- [Provided information]
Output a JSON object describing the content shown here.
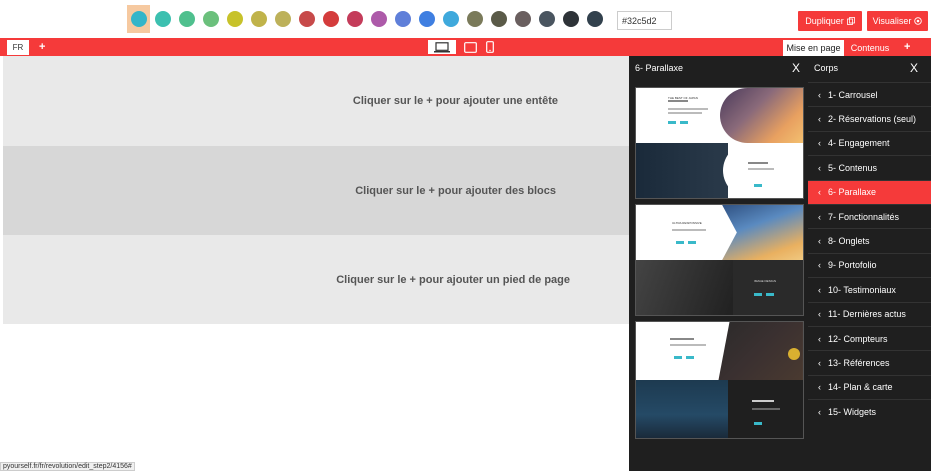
{
  "toolbar": {
    "swatches": [
      "#33b5c9",
      "#3cc0b0",
      "#4fc08e",
      "#6bc07c",
      "#c7c22a",
      "#c0b34a",
      "#bdb15a",
      "#c74a4a",
      "#d43c3c",
      "#c43c5a",
      "#ad5aa9",
      "#5f7fd9",
      "#3f7fe1",
      "#3fa9dc",
      "#7a7a5a",
      "#5a5a48",
      "#6a5f5f",
      "#4a5560",
      "#2e3338",
      "#32414d"
    ],
    "hex_value": "#32c5d2",
    "duplicate_label": "Dupliquer",
    "visualize_label": "Visualiser"
  },
  "redbar": {
    "lang": "FR",
    "plus": "+",
    "tab_layout": "Mise en page",
    "tab_content": "Contenus",
    "plus_right": "+"
  },
  "canvas": {
    "header_hint": "Cliquer sur le + pour ajouter une entête",
    "blocks_hint": "Cliquer sur le + pour ajouter des blocs",
    "footer_hint": "Cliquer sur le + pour ajouter un pied de page"
  },
  "preview_panel": {
    "title": "6- Parallaxe",
    "close": "X",
    "thumb_texts": {
      "t1": "THE BEST OF JAPAN",
      "t2": "ULTRA RESPONSIVE",
      "t3": "IMAGE DESIGN"
    }
  },
  "corps_panel": {
    "title": "Corps",
    "close": "X",
    "items": [
      {
        "label": "1- Carrousel"
      },
      {
        "label": "2- Réservations (seul)"
      },
      {
        "label": "4- Engagement"
      },
      {
        "label": "5- Contenus"
      },
      {
        "label": "6- Parallaxe"
      },
      {
        "label": "7- Fonctionnalités"
      },
      {
        "label": "8- Onglets"
      },
      {
        "label": "9- Portofolio"
      },
      {
        "label": "10- Testimoniaux"
      },
      {
        "label": "11- Dernières actus"
      },
      {
        "label": "12- Compteurs"
      },
      {
        "label": "13- Références"
      },
      {
        "label": "14- Plan & carte"
      },
      {
        "label": "15- Widgets"
      }
    ],
    "active_index": 4
  },
  "status_url": "pyourself.fr/fr/revolution/edit_step2/4156#"
}
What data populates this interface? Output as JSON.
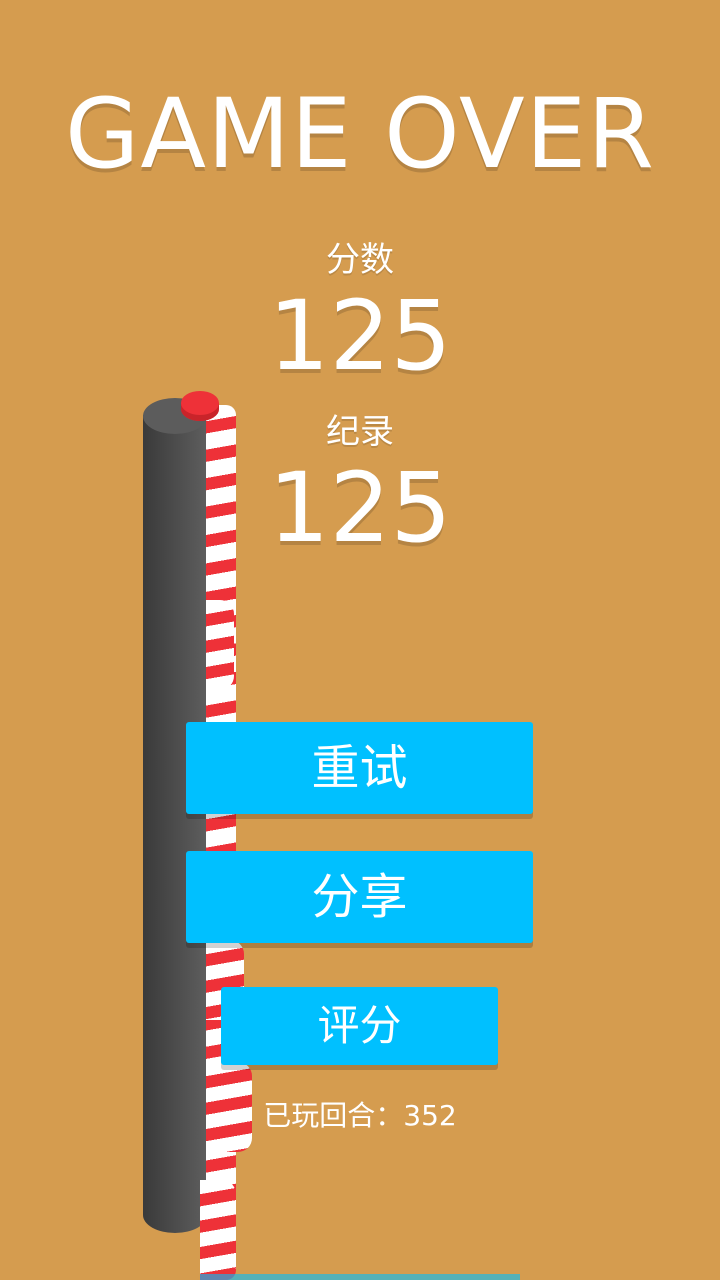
{
  "title": "GAME OVER",
  "score": {
    "label": "分数",
    "value": "125"
  },
  "record": {
    "label": "纪录",
    "value": "125"
  },
  "buttons": {
    "retry": "重试",
    "share": "分享",
    "rate": "评分"
  },
  "rounds_played": "已玩回合：352",
  "colors": {
    "background": "#D59C4F",
    "button": "#00C0FF",
    "stripe_red": "#EE3138",
    "pole": "#4A4A4A"
  }
}
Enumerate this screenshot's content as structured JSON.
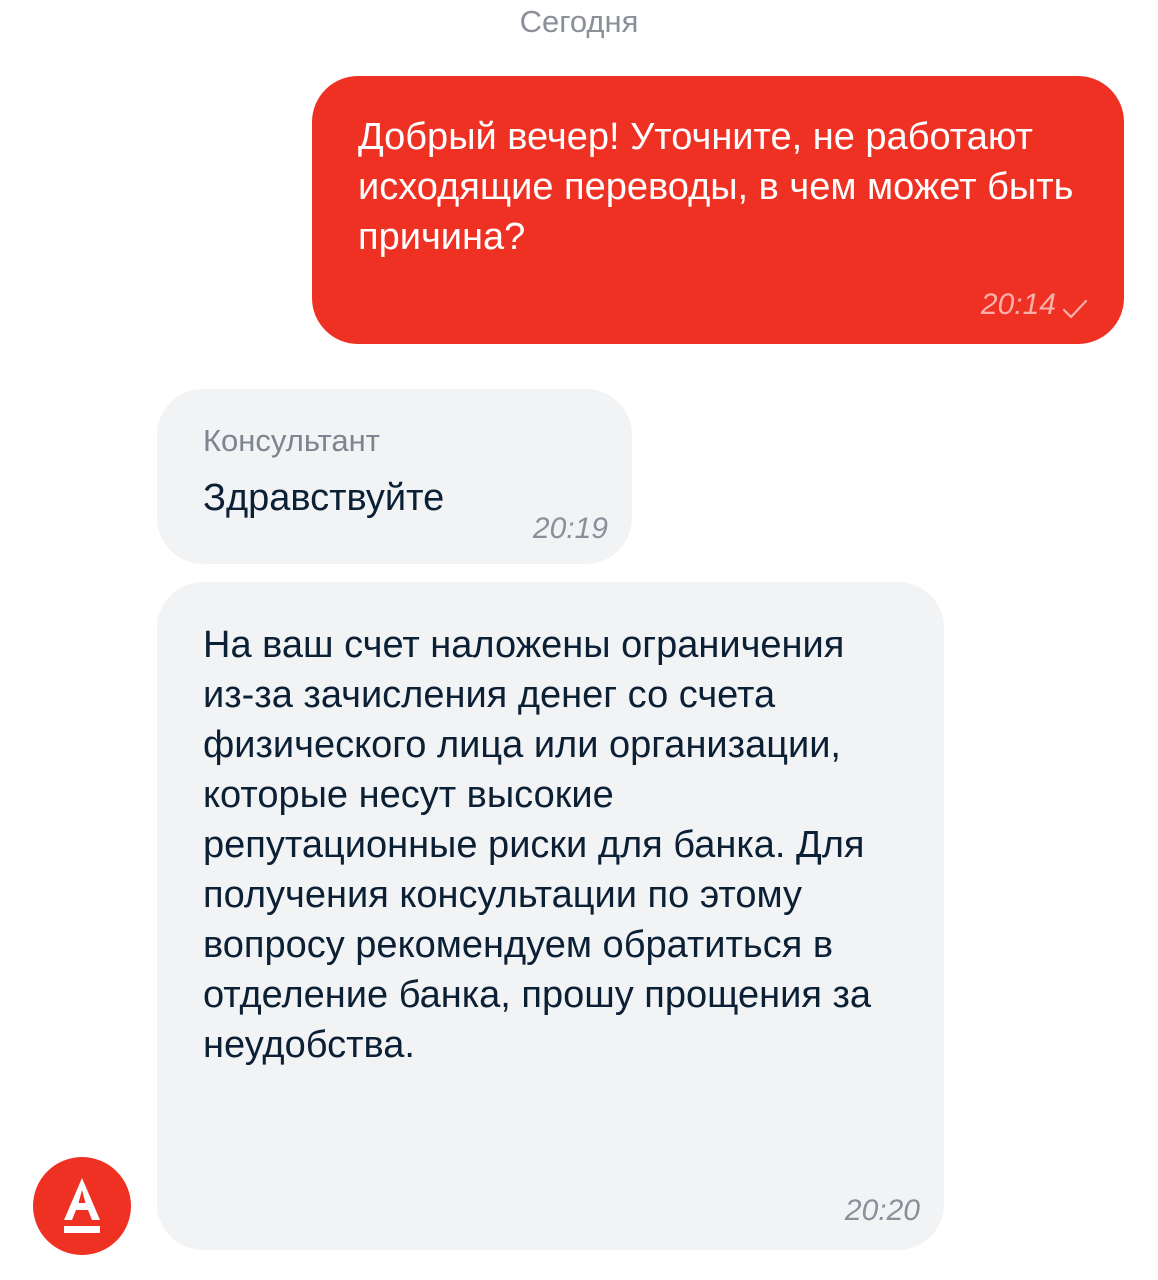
{
  "date_separator": "Сегодня",
  "messages": [
    {
      "direction": "outgoing",
      "text": "Добрый вечер! Уточните, не работают исходящие переводы, в чем может быть причина?",
      "time": "20:14",
      "status_icon": "check-icon"
    },
    {
      "direction": "incoming",
      "sender": "Консультант",
      "text": "Здравствуйте",
      "time": "20:19"
    },
    {
      "direction": "incoming",
      "text": "На ваш счет наложены ограничения из-за зачисления денег со счета физического лица или организации, которые несут высокие репутационные риски для банка. Для получения консультации по этому вопросу рекомендуем обратиться в отделение банка, прошу прощения за неудобства.",
      "time": "20:20"
    }
  ],
  "avatar": {
    "letter": "А",
    "icon": "bank-logo-icon"
  },
  "colors": {
    "accent": "#EF3124",
    "incoming_bubble": "#F2F3F5",
    "text_dark": "#0B1F35",
    "text_muted": "#8A8F99",
    "background": "#FFFFFF"
  }
}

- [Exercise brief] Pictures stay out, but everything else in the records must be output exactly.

- [Answer to the exercise]
Output a JSON object describing the content shown here.
{
  "toolbar": {
    "swatches": [
      "#33b5c9",
      "#3cc0b0",
      "#4fc08e",
      "#6bc07c",
      "#c7c22a",
      "#c0b34a",
      "#bdb15a",
      "#c74a4a",
      "#d43c3c",
      "#c43c5a",
      "#ad5aa9",
      "#5f7fd9",
      "#3f7fe1",
      "#3fa9dc",
      "#7a7a5a",
      "#5a5a48",
      "#6a5f5f",
      "#4a5560",
      "#2e3338",
      "#32414d"
    ],
    "hex_value": "#32c5d2",
    "duplicate_label": "Dupliquer",
    "visualize_label": "Visualiser"
  },
  "redbar": {
    "lang": "FR",
    "plus": "+",
    "tab_layout": "Mise en page",
    "tab_content": "Contenus",
    "plus_right": "+"
  },
  "canvas": {
    "header_hint": "Cliquer sur le + pour ajouter une entête",
    "blocks_hint": "Cliquer sur le + pour ajouter des blocs",
    "footer_hint": "Cliquer sur le + pour ajouter un pied de page"
  },
  "preview_panel": {
    "title": "6- Parallaxe",
    "close": "X",
    "thumb_texts": {
      "t1": "THE BEST OF JAPAN",
      "t2": "ULTRA RESPONSIVE",
      "t3": "IMAGE DESIGN"
    }
  },
  "corps_panel": {
    "title": "Corps",
    "close": "X",
    "items": [
      {
        "label": "1- Carrousel"
      },
      {
        "label": "2- Réservations (seul)"
      },
      {
        "label": "4- Engagement"
      },
      {
        "label": "5- Contenus"
      },
      {
        "label": "6- Parallaxe"
      },
      {
        "label": "7- Fonctionnalités"
      },
      {
        "label": "8- Onglets"
      },
      {
        "label": "9- Portofolio"
      },
      {
        "label": "10- Testimoniaux"
      },
      {
        "label": "11- Dernières actus"
      },
      {
        "label": "12- Compteurs"
      },
      {
        "label": "13- Références"
      },
      {
        "label": "14- Plan & carte"
      },
      {
        "label": "15- Widgets"
      }
    ],
    "active_index": 4
  },
  "status_url": "pyourself.fr/fr/revolution/edit_step2/4156#"
}
What data populates this interface? Output as JSON.
{
  "title": "GAME OVER",
  "score": {
    "label": "分数",
    "value": "125"
  },
  "record": {
    "label": "纪录",
    "value": "125"
  },
  "buttons": {
    "retry": "重试",
    "share": "分享",
    "rate": "评分"
  },
  "rounds_played": "已玩回合：352",
  "colors": {
    "background": "#D59C4F",
    "button": "#00C0FF",
    "stripe_red": "#EE3138",
    "pole": "#4A4A4A"
  }
}
Enumerate this screenshot's content as structured JSON.
{
  "date_separator": "Сегодня",
  "messages": [
    {
      "direction": "outgoing",
      "text": "Добрый вечер! Уточните, не работают исходящие переводы, в чем может быть причина?",
      "time": "20:14",
      "status_icon": "check-icon"
    },
    {
      "direction": "incoming",
      "sender": "Консультант",
      "text": "Здравствуйте",
      "time": "20:19"
    },
    {
      "direction": "incoming",
      "text": "На ваш счет наложены ограничения из-за зачисления денег со счета физического лица или организации, которые несут высокие репутационные риски для банка. Для получения консультации по этому вопросу рекомендуем обратиться в отделение банка, прошу прощения за неудобства.",
      "time": "20:20"
    }
  ],
  "avatar": {
    "letter": "А",
    "icon": "bank-logo-icon"
  },
  "colors": {
    "accent": "#EF3124",
    "incoming_bubble": "#F2F3F5",
    "text_dark": "#0B1F35",
    "text_muted": "#8A8F99",
    "background": "#FFFFFF"
  }
}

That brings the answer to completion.